++++ Extracted data

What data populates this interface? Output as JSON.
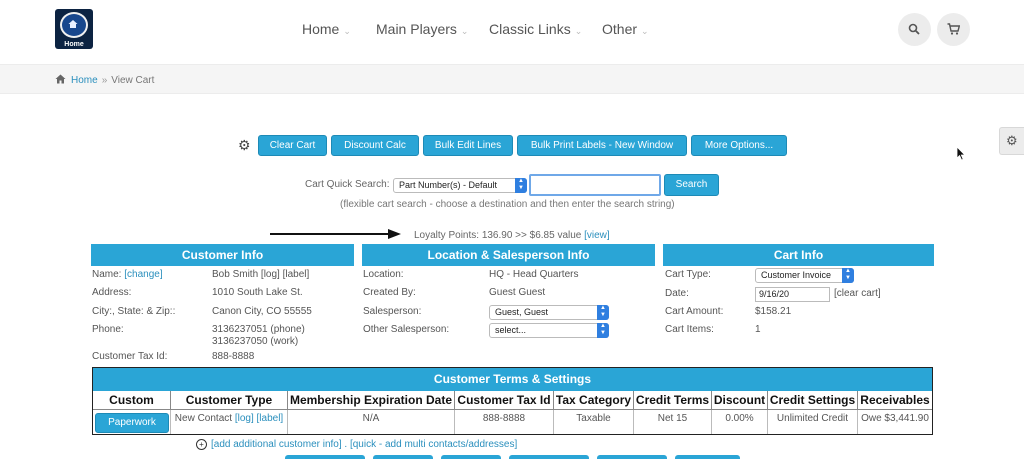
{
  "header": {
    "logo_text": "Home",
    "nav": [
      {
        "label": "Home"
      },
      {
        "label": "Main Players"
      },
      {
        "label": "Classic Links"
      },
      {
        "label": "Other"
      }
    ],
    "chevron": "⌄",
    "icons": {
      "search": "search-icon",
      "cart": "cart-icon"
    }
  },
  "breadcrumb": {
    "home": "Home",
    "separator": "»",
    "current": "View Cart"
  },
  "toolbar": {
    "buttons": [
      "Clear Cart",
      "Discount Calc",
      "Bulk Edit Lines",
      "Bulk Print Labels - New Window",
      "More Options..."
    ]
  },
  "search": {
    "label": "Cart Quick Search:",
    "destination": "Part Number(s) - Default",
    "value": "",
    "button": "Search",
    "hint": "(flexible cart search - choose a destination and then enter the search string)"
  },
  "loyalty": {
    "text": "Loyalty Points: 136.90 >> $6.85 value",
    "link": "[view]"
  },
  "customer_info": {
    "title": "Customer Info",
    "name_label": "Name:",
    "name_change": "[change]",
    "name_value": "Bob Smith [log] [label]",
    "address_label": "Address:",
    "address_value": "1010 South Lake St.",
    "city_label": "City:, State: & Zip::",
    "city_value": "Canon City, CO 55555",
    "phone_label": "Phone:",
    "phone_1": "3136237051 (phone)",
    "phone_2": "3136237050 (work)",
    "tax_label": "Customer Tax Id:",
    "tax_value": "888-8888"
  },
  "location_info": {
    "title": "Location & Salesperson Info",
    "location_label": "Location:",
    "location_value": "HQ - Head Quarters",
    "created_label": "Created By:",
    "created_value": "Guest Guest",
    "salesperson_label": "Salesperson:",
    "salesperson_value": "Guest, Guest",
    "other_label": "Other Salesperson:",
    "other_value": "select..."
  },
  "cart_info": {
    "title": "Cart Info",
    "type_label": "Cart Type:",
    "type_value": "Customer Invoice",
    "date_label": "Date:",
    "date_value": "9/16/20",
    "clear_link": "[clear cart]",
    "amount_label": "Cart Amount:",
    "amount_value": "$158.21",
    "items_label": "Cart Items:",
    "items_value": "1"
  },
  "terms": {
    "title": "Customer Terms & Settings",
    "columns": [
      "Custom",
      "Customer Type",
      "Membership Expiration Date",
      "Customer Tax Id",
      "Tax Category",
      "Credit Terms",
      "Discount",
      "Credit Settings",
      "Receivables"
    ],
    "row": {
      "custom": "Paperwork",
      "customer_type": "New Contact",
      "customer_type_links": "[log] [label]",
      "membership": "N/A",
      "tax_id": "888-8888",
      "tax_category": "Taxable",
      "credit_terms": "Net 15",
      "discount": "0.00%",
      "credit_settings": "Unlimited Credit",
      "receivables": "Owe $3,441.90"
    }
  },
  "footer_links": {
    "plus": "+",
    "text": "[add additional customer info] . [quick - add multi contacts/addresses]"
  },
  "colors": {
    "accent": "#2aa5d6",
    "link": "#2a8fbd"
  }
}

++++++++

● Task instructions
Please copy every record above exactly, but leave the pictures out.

● The answer
What data populates this interface? Output as JSON.
{
  "header": {
    "logo_text": "Home",
    "nav": [
      {
        "label": "Home"
      },
      {
        "label": "Main Players"
      },
      {
        "label": "Classic Links"
      },
      {
        "label": "Other"
      }
    ],
    "chevron": "⌄",
    "icons": {
      "search": "search-icon",
      "cart": "cart-icon"
    }
  },
  "breadcrumb": {
    "home": "Home",
    "separator": "»",
    "current": "View Cart"
  },
  "toolbar": {
    "buttons": [
      "Clear Cart",
      "Discount Calc",
      "Bulk Edit Lines",
      "Bulk Print Labels - New Window",
      "More Options..."
    ]
  },
  "search": {
    "label": "Cart Quick Search:",
    "destination": "Part Number(s) - Default",
    "value": "",
    "button": "Search",
    "hint": "(flexible cart search - choose a destination and then enter the search string)"
  },
  "loyalty": {
    "text": "Loyalty Points: 136.90 >> $6.85 value",
    "link": "[view]"
  },
  "customer_info": {
    "title": "Customer Info",
    "name_label": "Name:",
    "name_change": "[change]",
    "name_value": "Bob Smith [log] [label]",
    "address_label": "Address:",
    "address_value": "1010 South Lake St.",
    "city_label": "City:, State: & Zip::",
    "city_value": "Canon City, CO 55555",
    "phone_label": "Phone:",
    "phone_1": "3136237051 (phone)",
    "phone_2": "3136237050 (work)",
    "tax_label": "Customer Tax Id:",
    "tax_value": "888-8888"
  },
  "location_info": {
    "title": "Location & Salesperson Info",
    "location_label": "Location:",
    "location_value": "HQ - Head Quarters",
    "created_label": "Created By:",
    "created_value": "Guest Guest",
    "salesperson_label": "Salesperson:",
    "salesperson_value": "Guest, Guest",
    "other_label": "Other Salesperson:",
    "other_value": "select..."
  },
  "cart_info": {
    "title": "Cart Info",
    "type_label": "Cart Type:",
    "type_value": "Customer Invoice",
    "date_label": "Date:",
    "date_value": "9/16/20",
    "clear_link": "[clear cart]",
    "amount_label": "Cart Amount:",
    "amount_value": "$158.21",
    "items_label": "Cart Items:",
    "items_value": "1"
  },
  "terms": {
    "title": "Customer Terms & Settings",
    "columns": [
      "Custom",
      "Customer Type",
      "Membership Expiration Date",
      "Customer Tax Id",
      "Tax Category",
      "Credit Terms",
      "Discount",
      "Credit Settings",
      "Receivables"
    ],
    "row": {
      "custom": "Paperwork",
      "customer_type": "New Contact",
      "customer_type_links": "[log] [label]",
      "membership": "N/A",
      "tax_id": "888-8888",
      "tax_category": "Taxable",
      "credit_terms": "Net 15",
      "discount": "0.00%",
      "credit_settings": "Unlimited Credit",
      "receivables": "Owe $3,441.90"
    }
  },
  "footer_links": {
    "plus": "+",
    "text": "[add additional customer info] . [quick - add multi contacts/addresses]"
  },
  "colors": {
    "accent": "#2aa5d6",
    "link": "#2a8fbd"
  }
}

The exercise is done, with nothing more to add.